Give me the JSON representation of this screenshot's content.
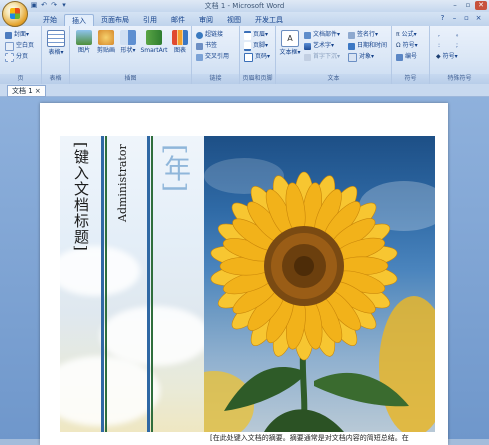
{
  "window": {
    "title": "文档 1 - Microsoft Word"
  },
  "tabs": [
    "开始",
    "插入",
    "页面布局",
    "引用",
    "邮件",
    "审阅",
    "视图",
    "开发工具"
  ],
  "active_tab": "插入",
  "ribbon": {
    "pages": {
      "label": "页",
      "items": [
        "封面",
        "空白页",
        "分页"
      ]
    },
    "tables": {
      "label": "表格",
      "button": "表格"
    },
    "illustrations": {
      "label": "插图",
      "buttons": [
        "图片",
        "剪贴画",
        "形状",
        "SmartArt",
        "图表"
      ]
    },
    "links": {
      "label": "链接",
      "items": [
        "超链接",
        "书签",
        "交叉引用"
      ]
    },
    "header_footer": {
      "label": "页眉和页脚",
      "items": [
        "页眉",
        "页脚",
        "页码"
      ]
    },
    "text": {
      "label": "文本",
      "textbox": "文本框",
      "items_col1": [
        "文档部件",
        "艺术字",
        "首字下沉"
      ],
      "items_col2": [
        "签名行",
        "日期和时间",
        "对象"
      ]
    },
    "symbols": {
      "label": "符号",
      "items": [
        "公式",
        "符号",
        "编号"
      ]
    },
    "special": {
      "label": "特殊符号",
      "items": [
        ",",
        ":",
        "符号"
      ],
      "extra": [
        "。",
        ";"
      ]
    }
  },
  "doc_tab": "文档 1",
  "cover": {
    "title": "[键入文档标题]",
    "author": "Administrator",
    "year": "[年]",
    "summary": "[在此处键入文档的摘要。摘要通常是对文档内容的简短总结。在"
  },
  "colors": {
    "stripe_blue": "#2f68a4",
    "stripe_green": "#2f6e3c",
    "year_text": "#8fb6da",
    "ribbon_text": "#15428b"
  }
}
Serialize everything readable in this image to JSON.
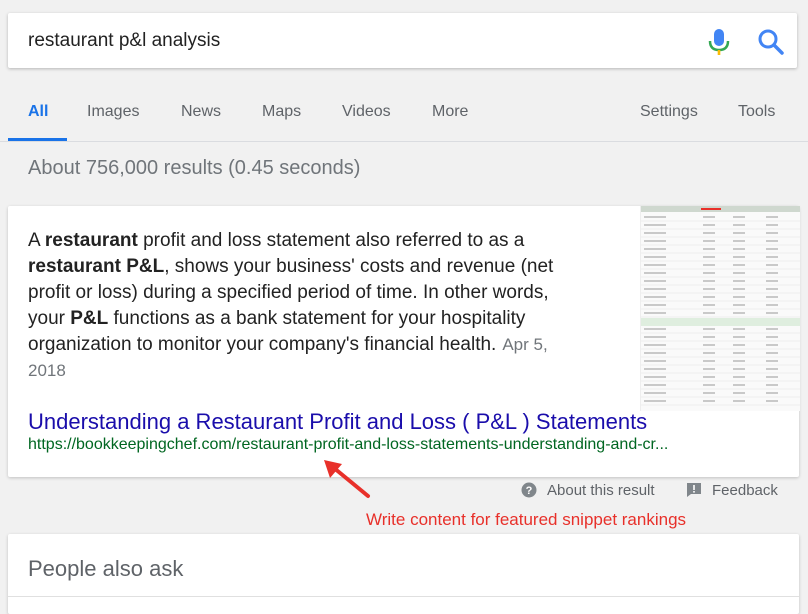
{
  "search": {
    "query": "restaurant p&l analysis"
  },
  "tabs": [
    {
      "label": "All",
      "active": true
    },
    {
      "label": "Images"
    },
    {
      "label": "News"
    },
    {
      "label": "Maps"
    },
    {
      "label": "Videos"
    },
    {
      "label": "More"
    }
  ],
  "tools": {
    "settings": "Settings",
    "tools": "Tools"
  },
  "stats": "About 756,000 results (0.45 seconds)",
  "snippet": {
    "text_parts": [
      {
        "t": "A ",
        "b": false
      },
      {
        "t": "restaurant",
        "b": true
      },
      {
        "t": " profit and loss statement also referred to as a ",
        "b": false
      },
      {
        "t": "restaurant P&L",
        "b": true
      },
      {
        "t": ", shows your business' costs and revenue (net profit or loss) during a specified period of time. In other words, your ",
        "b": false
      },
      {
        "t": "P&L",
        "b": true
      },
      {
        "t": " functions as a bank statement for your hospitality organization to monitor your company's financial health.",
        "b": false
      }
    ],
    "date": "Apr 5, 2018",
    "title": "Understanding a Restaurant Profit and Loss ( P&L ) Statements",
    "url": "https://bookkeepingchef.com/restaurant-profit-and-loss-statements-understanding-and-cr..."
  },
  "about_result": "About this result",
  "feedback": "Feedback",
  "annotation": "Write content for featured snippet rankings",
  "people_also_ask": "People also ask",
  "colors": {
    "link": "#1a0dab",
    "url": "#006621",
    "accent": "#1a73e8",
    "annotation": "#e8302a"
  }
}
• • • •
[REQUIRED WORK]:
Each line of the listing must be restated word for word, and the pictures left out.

[OUTPUT FOR THIS TASK]:
Give me the JSON representation of this screenshot's content.
{
  "window": {
    "title": "文档 1 - Microsoft Word"
  },
  "tabs": [
    "开始",
    "插入",
    "页面布局",
    "引用",
    "邮件",
    "审阅",
    "视图",
    "开发工具"
  ],
  "active_tab": "插入",
  "ribbon": {
    "pages": {
      "label": "页",
      "items": [
        "封面",
        "空白页",
        "分页"
      ]
    },
    "tables": {
      "label": "表格",
      "button": "表格"
    },
    "illustrations": {
      "label": "插图",
      "buttons": [
        "图片",
        "剪贴画",
        "形状",
        "SmartArt",
        "图表"
      ]
    },
    "links": {
      "label": "链接",
      "items": [
        "超链接",
        "书签",
        "交叉引用"
      ]
    },
    "header_footer": {
      "label": "页眉和页脚",
      "items": [
        "页眉",
        "页脚",
        "页码"
      ]
    },
    "text": {
      "label": "文本",
      "textbox": "文本框",
      "items_col1": [
        "文档部件",
        "艺术字",
        "首字下沉"
      ],
      "items_col2": [
        "签名行",
        "日期和时间",
        "对象"
      ]
    },
    "symbols": {
      "label": "符号",
      "items": [
        "公式",
        "符号",
        "编号"
      ]
    },
    "special": {
      "label": "特殊符号",
      "items": [
        ",",
        ":",
        "符号"
      ],
      "extra": [
        "。",
        ";"
      ]
    }
  },
  "doc_tab": "文档 1",
  "cover": {
    "title": "[键入文档标题]",
    "author": "Administrator",
    "year": "[年]",
    "summary": "[在此处键入文档的摘要。摘要通常是对文档内容的简短总结。在"
  },
  "colors": {
    "stripe_blue": "#2f68a4",
    "stripe_green": "#2f6e3c",
    "year_text": "#8fb6da",
    "ribbon_text": "#15428b"
  }
}
Serialize everything readable in this image to JSON.
{
  "search": {
    "query": "restaurant p&l analysis"
  },
  "tabs": [
    {
      "label": "All",
      "active": true
    },
    {
      "label": "Images"
    },
    {
      "label": "News"
    },
    {
      "label": "Maps"
    },
    {
      "label": "Videos"
    },
    {
      "label": "More"
    }
  ],
  "tools": {
    "settings": "Settings",
    "tools": "Tools"
  },
  "stats": "About 756,000 results (0.45 seconds)",
  "snippet": {
    "text_parts": [
      {
        "t": "A ",
        "b": false
      },
      {
        "t": "restaurant",
        "b": true
      },
      {
        "t": " profit and loss statement also referred to as a ",
        "b": false
      },
      {
        "t": "restaurant P&L",
        "b": true
      },
      {
        "t": ", shows your business' costs and revenue (net profit or loss) during a specified period of time. In other words, your ",
        "b": false
      },
      {
        "t": "P&L",
        "b": true
      },
      {
        "t": " functions as a bank statement for your hospitality organization to monitor your company's financial health.",
        "b": false
      }
    ],
    "date": "Apr 5, 2018",
    "title": "Understanding a Restaurant Profit and Loss ( P&L ) Statements",
    "url": "https://bookkeepingchef.com/restaurant-profit-and-loss-statements-understanding-and-cr..."
  },
  "about_result": "About this result",
  "feedback": "Feedback",
  "annotation": "Write content for featured snippet rankings",
  "people_also_ask": "People also ask",
  "colors": {
    "link": "#1a0dab",
    "url": "#006621",
    "accent": "#1a73e8",
    "annotation": "#e8302a"
  }
}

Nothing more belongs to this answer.